It all felt like a drug deal gone bad.
There I was, in the dark of night, driving to a gas station to meet someone I barely knew. An exchange was to occur.
Only, this time, I was the supplier.
Motherhood will make you do crazy things.
Just two days prior, my night had begun innocently enough. My mission? To pick up a few essentials from Walmart and return home by 10 p.m.
But my watch read 9:56. I wouldn’t make it. Just then, a young woman’s voice interrupted my mental fog in the middle of the ladies section.
“Excuse me. I know you’re not in this phase of life yet, but which one would you pick?” And, with that, a pregnant stranger no older than 20 years old placed two maternity support belts into my hands.
Is this real life?
For a moment, I was transported back in time. I remember wrestling with such decisions when I was pregnant with my son. We lived in California then, which was a cross-country plane ride from every member of my family. I knew I couldn’t abandon her need. I had once walked in those shoes.
“This is the one I would have gone with,” I explained after thanking her for the generous assumption she had made about my age.
But the conversation didn’t end there. With every word she spoke, I saw a vulnerability that needed comfort, encouragement for the months ahead. She is a restaurant hostess and currently living with her child’s father – about two hours from her closest family. Her outfit, she confessed, was her boyfriend’s, as she no longer possessed clothing that could accommodate her growing body.
Earlier this month, I discovered several bottle-related items that I will never use as a mother. We do not plan to have any more children, and I am already well into weaning my daughter. The $300 breast pump that I insisted on purchasing over three years ago? Never opened. And I have been haunted by this poor financial choice ever since.
I only knew this woman for 10 minutes, but Jesus started stirring in my heart.
“I have a brand new breast pump that I have been looking to give to a new mother. Could I share it with you?”
Her eyes filled with tears.
And so, two days later, I drove. When I spotted a little blue Honda, any second thoughts I harbored dissipated.
The exchange was nothing short of beautiful. I offered the young woman a few unused baby items as well as the pump, and she excitedly placed them in her car. Perhaps my greatest gift of all, however, was time.
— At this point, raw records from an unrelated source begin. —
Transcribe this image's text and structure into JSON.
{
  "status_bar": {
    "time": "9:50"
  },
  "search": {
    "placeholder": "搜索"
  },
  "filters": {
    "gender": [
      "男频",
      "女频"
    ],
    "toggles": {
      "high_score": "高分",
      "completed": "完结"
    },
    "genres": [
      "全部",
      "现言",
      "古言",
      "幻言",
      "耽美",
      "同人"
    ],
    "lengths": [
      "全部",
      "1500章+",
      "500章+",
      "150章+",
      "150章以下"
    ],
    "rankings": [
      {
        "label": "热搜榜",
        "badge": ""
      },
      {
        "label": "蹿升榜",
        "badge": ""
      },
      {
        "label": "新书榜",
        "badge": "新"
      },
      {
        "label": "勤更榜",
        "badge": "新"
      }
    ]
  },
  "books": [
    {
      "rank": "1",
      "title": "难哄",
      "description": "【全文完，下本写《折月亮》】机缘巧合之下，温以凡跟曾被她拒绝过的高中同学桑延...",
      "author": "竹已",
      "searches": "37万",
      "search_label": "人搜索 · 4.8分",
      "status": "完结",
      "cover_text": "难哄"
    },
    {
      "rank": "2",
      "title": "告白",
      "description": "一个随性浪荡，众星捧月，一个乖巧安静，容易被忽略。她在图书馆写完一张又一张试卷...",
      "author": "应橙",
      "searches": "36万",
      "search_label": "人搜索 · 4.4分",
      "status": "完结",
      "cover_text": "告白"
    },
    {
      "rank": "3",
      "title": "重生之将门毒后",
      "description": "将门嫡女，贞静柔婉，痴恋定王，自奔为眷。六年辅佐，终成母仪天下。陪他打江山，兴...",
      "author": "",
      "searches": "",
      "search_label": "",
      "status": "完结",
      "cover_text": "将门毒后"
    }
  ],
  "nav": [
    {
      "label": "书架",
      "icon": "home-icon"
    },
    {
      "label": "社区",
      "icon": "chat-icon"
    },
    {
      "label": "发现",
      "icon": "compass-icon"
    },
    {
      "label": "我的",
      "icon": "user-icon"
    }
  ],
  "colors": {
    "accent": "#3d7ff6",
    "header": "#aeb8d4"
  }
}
For nearly 15 minutes – amid noxious honking and fumes – we chatted as any two mothers might. Fears. Hopes. Dreams. Pain. I think we covered it all.
Right before we parted, she shared with me that her boyfriend initially wasn’t sure if I could be trusted. It was the first time I had ever considered that someone may fear me because of my skin color.
But, in our parting, there was no bad blood – only peace, transferred through a fist bump (her choice).
And all the guilt I held onto for those three years with an unused, expensive device?
God, in only His power, used it for good.